Major finance firms are now targeting Brooklyn, says Industry City leasing director
The borough's office market has lagged, but that could be changing, panelists say
Manhattan has long reigned as the financial center of the country, but as Brooklyn’s unprecedented real estate boom continues, some large finance companies are looking across the East River for a possible home, according to Industry City leasing director Kathe Chase.
“I would say in the past 18 months, three of four major financial services firms have come out to look for in excess of 200,000 square feet,” she said, “because they’re trying to attract this other sector of the labor force now.”
Chase sat on a Thursday morning panel in Downtown Brooklyn’s Pioneer Building with Heritage Equity Partners CEO Toby Moskovits and Brooklyn Navy Yard CEO David Ehrenberg for a discussion on Brooklyn real estate that focused largely on office properties.

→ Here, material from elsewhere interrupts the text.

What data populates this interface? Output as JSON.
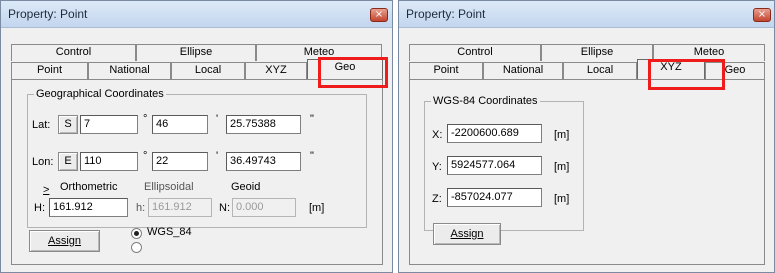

Although Moskovits described the borough’s current boom as a “once in a 100-year economic transformation,” moderator Robert Gilman asked why this has not yet translated into a large amount of major office tenants coming to Brooklyn.
Ehrenberg attributed it to space issues, and Chase maintained that this could be changing soon. Although she acknowledged they had not managed to close with any of the big finance companies yet, she said they were being drawn to the borough because of its reputation as a creative business hub with workers whose skills were now more beneficial to their companies.
“The traditionally institutional firms who are looking for young people to work for them—the millennials, the tech savvy labor force—they’re now looking in Brooklyn,” she said.
There are only a few office buildings in the borough that appear a decent fit for large financial firms, including Building 77 in the Navy Yard, Tishman Speyer’s redevelopment of the Macy’s in Downtown Brooklyn, and RXR Realty and Westbrook Partners’ [TRDataCustom] 47 Hall Street.
Attracting more traditional and institutional companies like these will be key to Brooklyn’s future, according to Ehrenberg, as people and businesses thinking about moving to the borough will first need to realize that it is a serious place for people to live and work, not just a playground for hipsters.
He warned that the borough cannot become a parody of itself for growth to continue.
“People want the authenticity. They want the realness,” he said. “There is an element, like, how many artisanal mayonnaise companies can one have in the borough?”
Choice New York Management co-founder Michael Feldman, who sat on the residential panel at the Bisnow event, said the young people in his own family had helped him understand that Brooklyn’s cool factor is one of the biggest draws.
“I have a few little 20something cousins, and I said, why did you move all the way to East Bushwick? Did you think about Queens?” he said. “They said, ‘Queens isn’t cool. Brooklyn is cool.’”